Smith published her first book at twenty-four. Another young publishing phenomenon was Catherine Webb, who now writes as Claire North. I didn’t love her most recent book, The End of the Day (review), although her earlier book The Fifteen Lives of Harry August got a lot of attention and might be worth checking out.

The End of the Day is easily compared to Neil Gaiman and Terry Pratchett’s Good Omens, but I really got whiplash from reading it so soon after finishing China Miéville’s novel Kraken. Set in London, Kraken starts with the theft of the Natural History Museum’s giant squid, and quickly delves into apocalypse cults, Londonmancers, and the unionisation of magical familiars. It’s also Gaiman-inflected, but with some tongue-in-cheek homage to Lovecraft.

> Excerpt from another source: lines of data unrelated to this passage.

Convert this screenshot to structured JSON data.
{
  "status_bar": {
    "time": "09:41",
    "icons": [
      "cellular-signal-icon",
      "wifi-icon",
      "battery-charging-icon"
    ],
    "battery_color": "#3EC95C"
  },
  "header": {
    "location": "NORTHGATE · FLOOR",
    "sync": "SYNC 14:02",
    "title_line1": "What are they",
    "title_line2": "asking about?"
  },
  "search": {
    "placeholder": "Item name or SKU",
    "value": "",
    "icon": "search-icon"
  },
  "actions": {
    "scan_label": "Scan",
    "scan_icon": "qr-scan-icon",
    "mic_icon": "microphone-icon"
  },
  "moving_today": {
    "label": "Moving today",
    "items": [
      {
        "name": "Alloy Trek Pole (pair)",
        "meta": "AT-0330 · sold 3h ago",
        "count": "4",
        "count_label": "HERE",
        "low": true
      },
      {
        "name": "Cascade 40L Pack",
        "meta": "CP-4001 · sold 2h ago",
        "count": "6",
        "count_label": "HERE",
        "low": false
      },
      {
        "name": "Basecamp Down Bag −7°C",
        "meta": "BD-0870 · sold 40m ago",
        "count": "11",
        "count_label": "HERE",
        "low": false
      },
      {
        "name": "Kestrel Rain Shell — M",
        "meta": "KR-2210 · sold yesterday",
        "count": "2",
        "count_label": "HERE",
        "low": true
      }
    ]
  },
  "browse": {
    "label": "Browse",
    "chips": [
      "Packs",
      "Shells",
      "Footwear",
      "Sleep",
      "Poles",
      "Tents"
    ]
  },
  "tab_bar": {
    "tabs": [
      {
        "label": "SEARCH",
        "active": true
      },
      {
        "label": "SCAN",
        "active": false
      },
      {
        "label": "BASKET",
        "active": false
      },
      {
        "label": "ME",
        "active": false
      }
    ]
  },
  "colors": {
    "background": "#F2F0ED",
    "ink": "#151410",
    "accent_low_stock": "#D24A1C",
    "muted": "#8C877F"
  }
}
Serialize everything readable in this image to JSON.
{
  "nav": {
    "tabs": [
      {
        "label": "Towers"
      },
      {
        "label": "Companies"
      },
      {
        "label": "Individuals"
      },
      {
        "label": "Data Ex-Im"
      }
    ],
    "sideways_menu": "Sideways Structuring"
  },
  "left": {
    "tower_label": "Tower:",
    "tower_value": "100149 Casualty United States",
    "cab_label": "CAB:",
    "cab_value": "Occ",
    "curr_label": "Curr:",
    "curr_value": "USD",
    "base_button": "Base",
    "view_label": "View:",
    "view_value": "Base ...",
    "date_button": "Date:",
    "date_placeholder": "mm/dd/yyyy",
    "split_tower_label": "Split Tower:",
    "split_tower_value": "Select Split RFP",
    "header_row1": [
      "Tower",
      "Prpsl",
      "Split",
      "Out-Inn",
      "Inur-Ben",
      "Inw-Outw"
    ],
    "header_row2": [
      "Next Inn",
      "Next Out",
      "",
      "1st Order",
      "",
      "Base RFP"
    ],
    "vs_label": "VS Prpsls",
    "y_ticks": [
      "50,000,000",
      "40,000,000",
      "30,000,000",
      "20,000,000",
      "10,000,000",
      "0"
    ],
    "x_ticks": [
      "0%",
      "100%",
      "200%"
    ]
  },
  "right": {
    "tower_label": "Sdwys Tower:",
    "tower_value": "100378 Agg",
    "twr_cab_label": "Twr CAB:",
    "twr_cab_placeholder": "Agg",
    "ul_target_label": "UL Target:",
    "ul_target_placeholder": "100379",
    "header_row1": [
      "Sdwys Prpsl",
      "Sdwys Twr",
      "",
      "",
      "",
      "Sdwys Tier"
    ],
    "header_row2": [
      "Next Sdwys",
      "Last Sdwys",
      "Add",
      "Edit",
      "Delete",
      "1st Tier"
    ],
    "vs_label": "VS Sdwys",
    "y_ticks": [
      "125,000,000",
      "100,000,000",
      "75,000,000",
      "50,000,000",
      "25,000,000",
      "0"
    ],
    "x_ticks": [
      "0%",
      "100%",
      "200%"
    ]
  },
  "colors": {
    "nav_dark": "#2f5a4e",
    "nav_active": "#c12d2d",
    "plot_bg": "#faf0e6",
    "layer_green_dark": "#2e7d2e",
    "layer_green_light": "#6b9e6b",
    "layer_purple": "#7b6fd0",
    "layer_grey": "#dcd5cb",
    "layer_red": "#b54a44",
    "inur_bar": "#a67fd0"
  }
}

A favourite magical London is the one from Jonathan Strange and Mr. Norrell by Susanna Clarke. An enormous tome set during an alt-history version of the Napoleonic Wars, it focuses on the attempts of the two titular men to revive English magic. It is rich and deep and creepy and wonderful, and you’ll never look at a mirror the same way again.

Finally, another excellent alt-Napoleonic Wars novel (yes, there’s more than one of them!) is K.J. Whittaker’s recent False Lights. Whittaker’s book contains no magic, but in her world, Napoleon wins at Waterloo and installs his brother Jerome on the English throne. Our heroine is the mixed-race daughter of a black British sea captain. It’s got romance and swashbuckling and wit, and is perfect for fans of Daphne Du Maurier, Rafael Sabatini, or indeed Susanna Clarke.

From small-town American horror to sumptuous historical fancy, via blockbusting crime and literary prodigies; where will your #6Degrees take you? Next month we start with Alexander McCall Smith’s The Number One Ladies’ Detective Agency, a firm favourite from adolescence which is now a franchise that probably reached its natural end several years ago…